The modern mind believes that it sits in sovereign judgment over everyone and everything. I am sometimes guilty of the gross arrogance. Humans are not the final judges. It would be better to observe that humanity is in rebellion against God and his ways. We are broken and without his generous gift of grace, hopelessly lost. None of us have nay business nitpicking the Almighty. Without making the sacred page into an idol, one must take it as is.  Take the hard along with the easy, and the pleasant with the unsettling.

The serious reader approaches the Bible with humility and open ears. One prays for divine guidance and learns as much as a small mind will permit.

Donnie and Frances Swaggert explain the Trinity to you!

March 6, 2014

One of the more fascinating developments in the wide world of commercial preachers is the rise of an older and more mellow Jimmy Swaggart. The Sun Network is on Uverse and the Swaggarts seem to be producing several hours of original daily “live” programming.
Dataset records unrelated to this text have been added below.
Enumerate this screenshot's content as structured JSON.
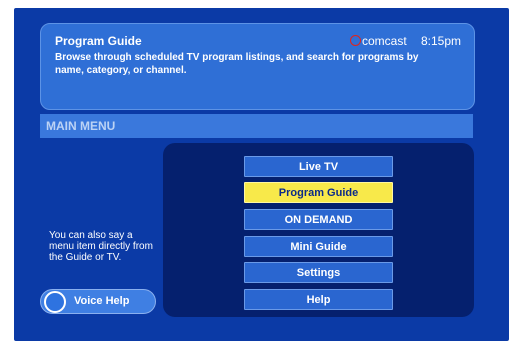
{
  "header": {
    "title": "Program Guide",
    "description": "Browse through scheduled TV program listings, and search for programs by name, category, or channel.",
    "brand": "comcast",
    "brand_icon": "comcast-logo-icon",
    "time": "8:15pm"
  },
  "menu": {
    "section_label": "MAIN MENU",
    "items": [
      {
        "label": "Live TV",
        "selected": false
      },
      {
        "label": "Program Guide",
        "selected": true
      },
      {
        "label": "ON DEMAND",
        "selected": false
      },
      {
        "label": "Mini Guide",
        "selected": false
      },
      {
        "label": "Settings",
        "selected": false
      },
      {
        "label": "Help",
        "selected": false
      }
    ]
  },
  "hint": {
    "text": "You can also say a menu item directly from the Guide or TV."
  },
  "voice": {
    "label": "Voice Help",
    "icon": "microphone-circle-icon"
  },
  "colors": {
    "background": "#0b3aa6",
    "panel": "#2f6fd6",
    "highlight": "#f8e94a",
    "brand_accent": "#e2231a"
  }
}
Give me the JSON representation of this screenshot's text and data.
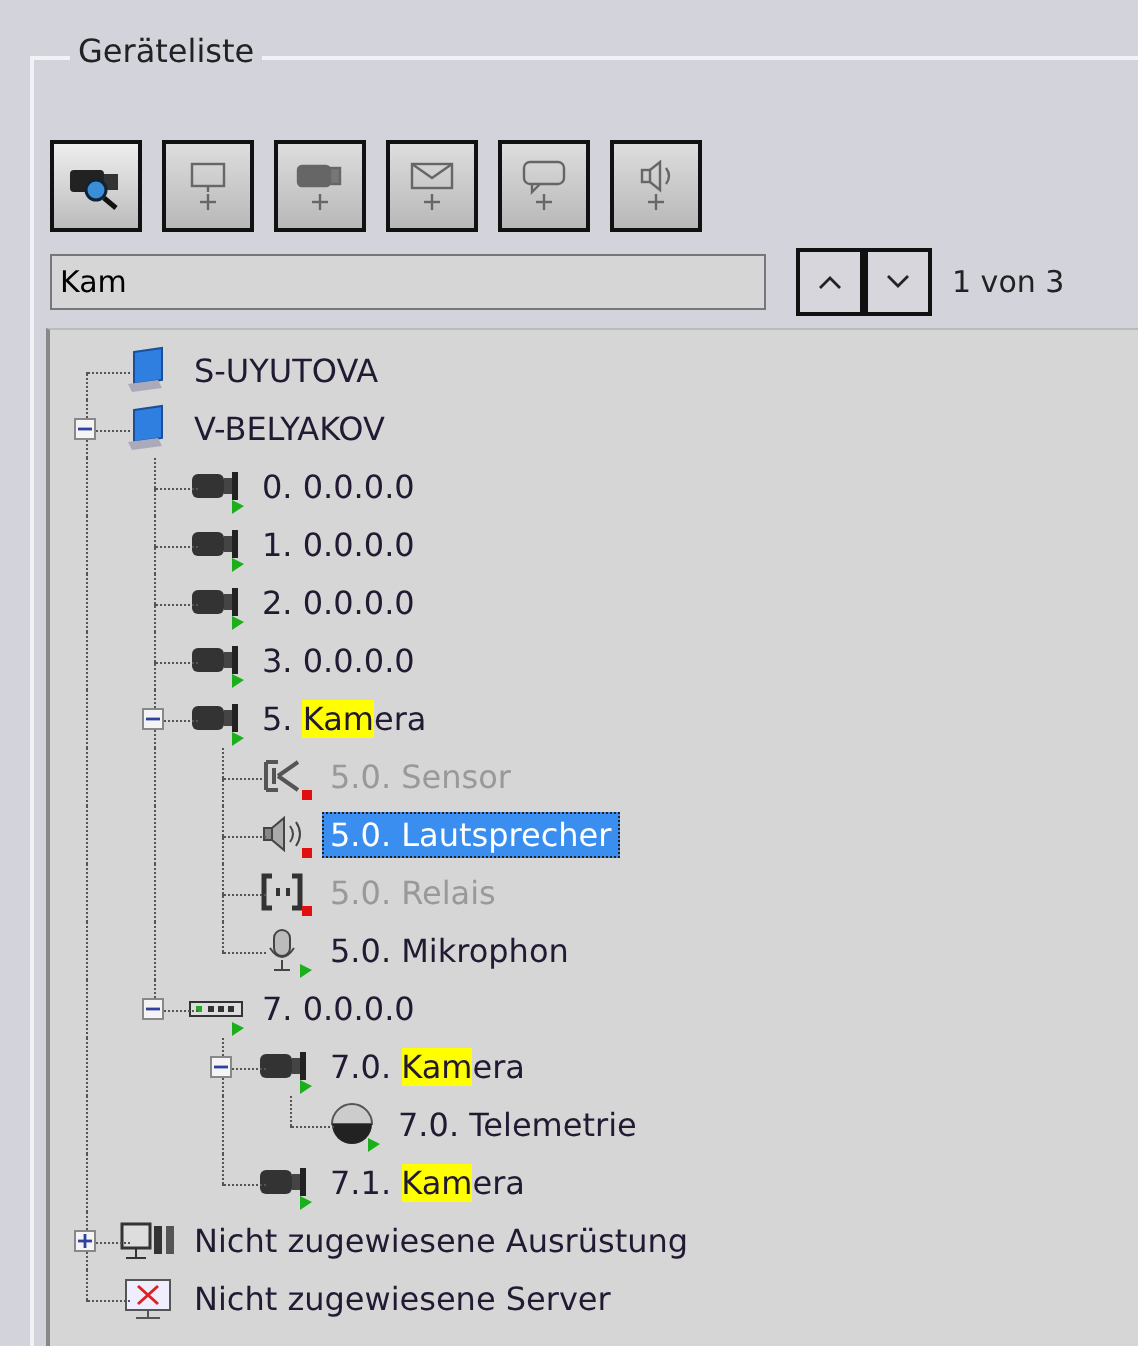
{
  "group": {
    "title": "Geräteliste"
  },
  "toolbar": [
    {
      "kind": "camera-search",
      "disabled": false
    },
    {
      "kind": "monitor-add",
      "disabled": true
    },
    {
      "kind": "camera-add",
      "disabled": true
    },
    {
      "kind": "mail-add",
      "disabled": true
    },
    {
      "kind": "sms-add",
      "disabled": true
    },
    {
      "kind": "speaker-add",
      "disabled": true
    }
  ],
  "search": {
    "value": "Kam",
    "counter": "1 von 3"
  },
  "tree": [
    {
      "kind": "computer",
      "label": "S-UYUTOVA",
      "selected": false,
      "disabled": false
    },
    {
      "kind": "computer",
      "label": "V-BELYAKOV",
      "expanded": true,
      "selected": false,
      "disabled": false,
      "children": [
        {
          "kind": "camera",
          "label": "0. 0.0.0.0",
          "online": true,
          "selected": false,
          "disabled": false
        },
        {
          "kind": "camera",
          "label": "1. 0.0.0.0",
          "online": true,
          "selected": false,
          "disabled": false
        },
        {
          "kind": "camera",
          "label": "2. 0.0.0.0",
          "online": true,
          "selected": false,
          "disabled": false
        },
        {
          "kind": "camera",
          "label": "3. 0.0.0.0",
          "online": true,
          "selected": false,
          "disabled": false
        },
        {
          "kind": "camera",
          "prefix": "5. ",
          "match": "Kam",
          "suffix": "era",
          "online": true,
          "expanded": true,
          "selected": false,
          "disabled": false,
          "children": [
            {
              "kind": "sensor",
              "label": "5.0. Sensor",
              "online": false,
              "selected": false,
              "disabled": true
            },
            {
              "kind": "speaker",
              "label": "5.0. Lautsprecher",
              "online": false,
              "selected": true,
              "disabled": false
            },
            {
              "kind": "relay",
              "label": "5.0. Relais",
              "online": false,
              "selected": false,
              "disabled": true
            },
            {
              "kind": "microphone",
              "label": "5.0. Mikrophon",
              "online": true,
              "selected": false,
              "disabled": false
            }
          ]
        },
        {
          "kind": "device",
          "label": "7. 0.0.0.0",
          "online": true,
          "expanded": true,
          "selected": false,
          "disabled": false,
          "children": [
            {
              "kind": "camera",
              "prefix": "7.0. ",
              "match": "Kam",
              "suffix": "era",
              "online": true,
              "expanded": true,
              "selected": false,
              "disabled": false,
              "children": [
                {
                  "kind": "telemetry",
                  "label": "7.0. Telemetrie",
                  "online": true,
                  "selected": false,
                  "disabled": false
                }
              ]
            },
            {
              "kind": "camera",
              "prefix": "7.1. ",
              "match": "Kam",
              "suffix": "era",
              "online": true,
              "selected": false,
              "disabled": false
            }
          ]
        }
      ]
    },
    {
      "kind": "equipment",
      "label": "Nicht zugewiesene Ausrüstung",
      "expanded": false,
      "selected": false,
      "disabled": false
    },
    {
      "kind": "server",
      "label": "Nicht zugewiesene Server",
      "selected": false,
      "disabled": false
    }
  ]
}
When Fr. Mitch is done on EWTN (solid but not nearly as entertaining), the resourceful viewer can scoot across the channels to Frances and Friends, hosted by Mrs. Jimmy Swaggart.

On Wednesday morning, Frances, son Donnie, and a number of associated biblical scholars were reading emails from viewers, Take it from this little Anglican boy in Arkansas, nothing on earth sells like Catholic baiting. The question arose as to why Roman Catholics refer to the Blessed Virgin Mary as “Mother of God.”

Frances takes the lead against the nefarious papists exclaiming that she just can not figure out what is so complicated about this thing. Mary, according to Swaggart’s comprehension of doctrine, was only the mother of Jesus the man. That is completely different from Jesus, second person of the Trinity and eternal God. Somehow the discussion moved around the Eastern Church practice of calling the BVM “theotokos.”

Memo to Frances: Not wishing to be critical, but when one enters a public discussion of such an important topic as the nature of Christ, it is really a good idea to learn how to correctly pronounce all the important words. That’s “God bearer,” not “God barrier.” While you, Mrs. Swaggart, may not have any problems understanding the Trinity and Christological doctrines, the undivided church could not get everything nailed down until 451 AD.

Although the informed viewer always hates to appear cranky, if one remembers the Tome of Leo and the Definition of Chalcedon, Jesus is very, eternal God and entirely co-equal and co-eternal with the Father and the Holy Spirit. This detail is important because, first, Jesus must be fully human so that he can experience real temptation, suffering and death. Because he is the perfect man, he is the perfect atoning sacrifice for sins. Because Jesus is divine, he may enter the holiest place and present his sacrifice to the Father. It might be good to footnote here that such terms as “Father” and “Son” are analogies in human words and represents the God-head in ways mere humans can never fully understand. That’s why I am not mad at you, Frances. Honest.

The most interesting part of the televised conversation, however, came when Donne realized that, while enjoying a good old fashioned anti-Catholic spasm, they had all slipped into Arianism. For just a moment, Frances and Friends was preaching the beliefs of Jehovah’s Witnesses. In fairness to everybody, Donnie came to his senses and quickly rendered the correct “orthodox” understanding of Christ’s dual nature. The exchange was amusing because of the gymnastics used to avoid becoming accidental Roman Catholics.

It is my personal opinion that calling Mary “Mother of God” is a bad practice and leads to confusion, even though it is capable of a correct theological understanding. Even more so is the Eastern Church expression for the God Bearer. Since Jesus is fully human and fully divine, Mary most certainly is the bearer of one who shared human and divine natures at the same time.

I hope that helped.